to ensure that the social dimension of fishing policy remains
and there is a way of protecting fishing communities on the West
Coast and you provide belt and braces to support the industries
in coastal areas?
(Mr MacSween) I think that is correct.
I do not suspect that folk in Cornwall would be too pleased if
the Scots bought up all the fishing rights to mackerel in the
South West Box and left your fishermen without any fishing opportunities
but that is the inevitable consequence of introducing property
776. There is very little mackerel left in the
South West Box for the Cornish fishermen so maybe we will need
to buy some of the mackerel back off the Scots. When we were in
Shetland I was very impressed by the way in which the Shetland
PO have already started to buy in both to protect themselves and,

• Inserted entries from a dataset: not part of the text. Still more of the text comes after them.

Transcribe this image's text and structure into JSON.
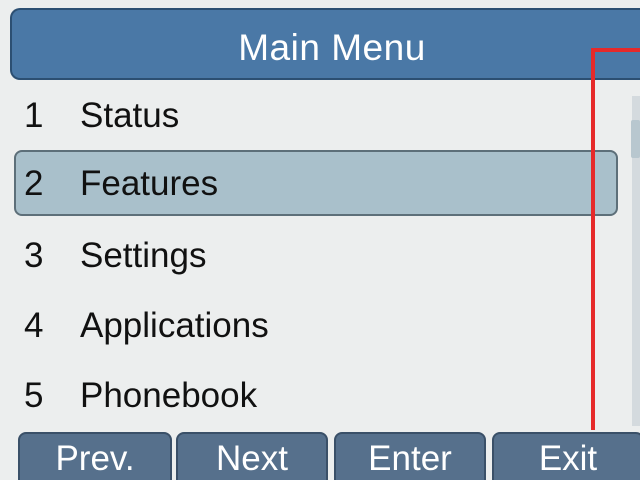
{
  "header": {
    "title": "Main  Menu"
  },
  "menu": {
    "items": [
      {
        "number": "1",
        "label": "Status"
      },
      {
        "number": "2",
        "label": "Features"
      },
      {
        "number": "3",
        "label": "Settings"
      },
      {
        "number": "4",
        "label": "Applications"
      },
      {
        "number": "5",
        "label": "Phonebook"
      }
    ],
    "selected_index": 1
  },
  "softkeys": {
    "prev": "Prev.",
    "next": "Next",
    "enter": "Enter",
    "exit": "Exit"
  },
  "colors": {
    "header_bg": "#4a78a6",
    "selected_bg": "#a9c0cb",
    "softkey_bg": "#56708c",
    "highlight_annotation": "#e62a2a"
  }
}
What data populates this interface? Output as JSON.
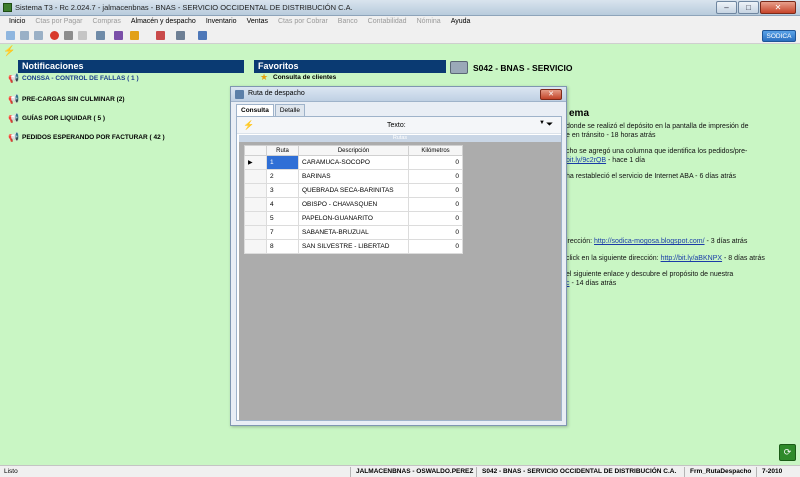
{
  "window": {
    "title": "Sistema T3  -  Rc 2.024.7  -  jalmacenbnas  -  BNAS  -  SERVICIO OCCIDENTAL DE DISTRIBUCIÓN C.A.",
    "minimize": "–",
    "maximize": "□",
    "close": "✕"
  },
  "menu": [
    {
      "label": "Inicio",
      "enabled": true
    },
    {
      "label": "Ctas por Pagar",
      "enabled": false
    },
    {
      "label": "Compras",
      "enabled": false
    },
    {
      "label": "Almacén y despacho",
      "enabled": true
    },
    {
      "label": "Inventario",
      "enabled": true
    },
    {
      "label": "Ventas",
      "enabled": true
    },
    {
      "label": "Ctas por Cobrar",
      "enabled": false
    },
    {
      "label": "Banco",
      "enabled": false
    },
    {
      "label": "Contabilidad",
      "enabled": false
    },
    {
      "label": "Nómina",
      "enabled": false
    },
    {
      "label": "Ayuda",
      "enabled": true
    }
  ],
  "toolbar": {
    "brand": "SODICA"
  },
  "notifications": {
    "header": "Notificaciones",
    "items": [
      "CONSSA - CONTROL DE FALLAS ( 1 )",
      "PRE-CARGAS SIN CULMINAR  (2)",
      "GUÍAS POR LIQUIDAR  ( 5 )",
      "PEDIDOS ESPERANDO POR FACTURAR  ( 42 )"
    ]
  },
  "favorites": {
    "header": "Favoritos",
    "items": [
      "Consulta de clientes"
    ]
  },
  "service": {
    "title": "S042 - BNAS - SERVICIO"
  },
  "news": {
    "heading": "ema",
    "lines": [
      {
        "text": " donde se realizó el depósito en la pantalla de impresión de",
        "link": "",
        "tail": ""
      },
      {
        "text": "e en tránsito - 18 horas atrás",
        "link": "",
        "tail": ""
      },
      {
        "text": "cho se agregó una columna que identifica los pedidos/pre-",
        "link": "",
        "tail": ""
      },
      {
        "text": "",
        "link": "bit.ly/9c2rQB",
        "tail": " - hace 1 día"
      },
      {
        "text": "ha restableció el servicio de Internet ABA - 6 días atrás",
        "link": "",
        "tail": ""
      },
      {
        "text": "irección: ",
        "link": "http://sodica-mogosa.blogspot.com/",
        "tail": " - 3 días atrás"
      },
      {
        "text": "click en la siguiente dirección: ",
        "link": "http://bit.ly/aBKNPX",
        "tail": " - 8 días atrás"
      },
      {
        "text": "el siguiente enlace y descubre el propósito de nuestra",
        "link": "",
        "tail": ""
      },
      {
        "text": "",
        "link": "c",
        "tail": " - 14 días atrás"
      }
    ]
  },
  "modal": {
    "title": "Ruta de despacho",
    "close": "✕",
    "tabs": [
      "Consulta",
      "Detalle"
    ],
    "filter_label": "Texto:",
    "filter_value": "",
    "grid_band": "Rutas",
    "columns": [
      "Ruta",
      "Descripción",
      "Kilómetros"
    ],
    "rows": [
      {
        "ruta": "1",
        "descripcion": "CARAMUCA-SOCOPO",
        "km": "0"
      },
      {
        "ruta": "2",
        "descripcion": "BARINAS",
        "km": "0"
      },
      {
        "ruta": "3",
        "descripcion": "QUEBRADA SECA-BARINITAS",
        "km": "0"
      },
      {
        "ruta": "4",
        "descripcion": "OBISPO - CHAVASQUEN",
        "km": "0"
      },
      {
        "ruta": "5",
        "descripcion": "PAPELON-GUANARITO",
        "km": "0"
      },
      {
        "ruta": "7",
        "descripcion": "SABANETA-BRUZUAL",
        "km": "0"
      },
      {
        "ruta": "8",
        "descripcion": "SAN SILVESTRE - LIBERTAD",
        "km": "0"
      }
    ]
  },
  "status": {
    "state": "Listo",
    "user": "JALMACENBNAS - OSWALDO.PEREZ",
    "company": "S042 - BNAS - SERVICIO OCCIDENTAL DE DISTRIBUCIÓN C.A.",
    "form": "Frm_RutaDespacho",
    "version": "7-2010"
  }
}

I imagine, to build up the quota available to them. I guess in
each coastal region that will be necessary in order to protect
the industry. Presumably your POs are already beginning to think
along these lines, are they?
(Mr MacSween) We are indeed and we have
acquired fish. Shetland is not perhaps the best yardstick against
which to describe us because they have access to the oil fund
in Shetland so effectively the public purse is buying fishing
rights for the fish in Shetland that fishermen can catch. I would
love it, and I am sure Ron and Hamish would love it, if Aberdeenshire
Council could give us £1 million each in the same way as
Shetland Council gave the Shetland PO £1 million and we could
go out and buy the Cornish fishing rights, which I am sure you
would be delighted with.
777. As you know, when quota was transferred
what happened was a legal agreement by the purchaser and the seller
that legally the quota remained on the licence of the seller and
then after five years the Government sanctioned the transfers
so that, in fact, the actual fish could be attached to the licence
and the buyer so that they regularised what was in fact a rather
informal situation and attempted to put into legal terms an informal
arrangement. We have also heard it said that it is inevitable
that the Government will have no choice but to sanction the transfers
in this way on an annual basis. Do you agree and do you approve?
(Mr Gordon) I do agree. I think it is
necessary and essential that we agree on the transfers otherwise
fishermen will make deals with each other and they will enter
into legal agreements which provide for the transfer of fish from
one PO to another PO on an annual basis. If we do not have these
made permanent annually there is going to be the proliferation
of agreements which we had before with the POs transferring to
778. Can I ask you a question which sounds as
though it is very similar but actually it is rather different.
In the management of the quotas within the PO would it help if
you could have the flexibility of much more short-term transfer
leasing, that sort of thing, just to make it easier for fishermen
to manage that stock or perhaps have a PO to manage that stock
on an internal basis? Again, the previous witnesses said that
they have to spread their quota around over the year so there
are allocations on a periodic basis but that does not often correspond
to what is happening to the stocks there and it would make life
much easier if there was a mechanism whereby the fishermen were
not under pressure to behave in a way that might not actually
correspond to the way the stock behaves. What do you think would
be the most helpful two or three measures Government could take
which would help you in the management of your organisations and
the interests of fishermen?
(Mr Gordon) One step would be to avoid
the vast fluctuations in TACs both upwards and downwards because
that causes immense problems. That is one step.
779. By multi-annual TACs?
(Mr Gordon) Something. Multi-annual TACs
I am not too sure about because the danger is if they are too
low we might all catch the three year quota in 18 months' time.
This year, for example, there was a 30 per cent cut in the West
Coast whiting allocation, a 27 per cent cut in the West Coast
haddock, 14 per cent North Sea haddock, these are all very real
and very difficult to manage as a result of these quota cuts.
If something could be done to even out the increases or the decreases,
possibly multi-annual, I do not know, or something similar, that
could be a solution.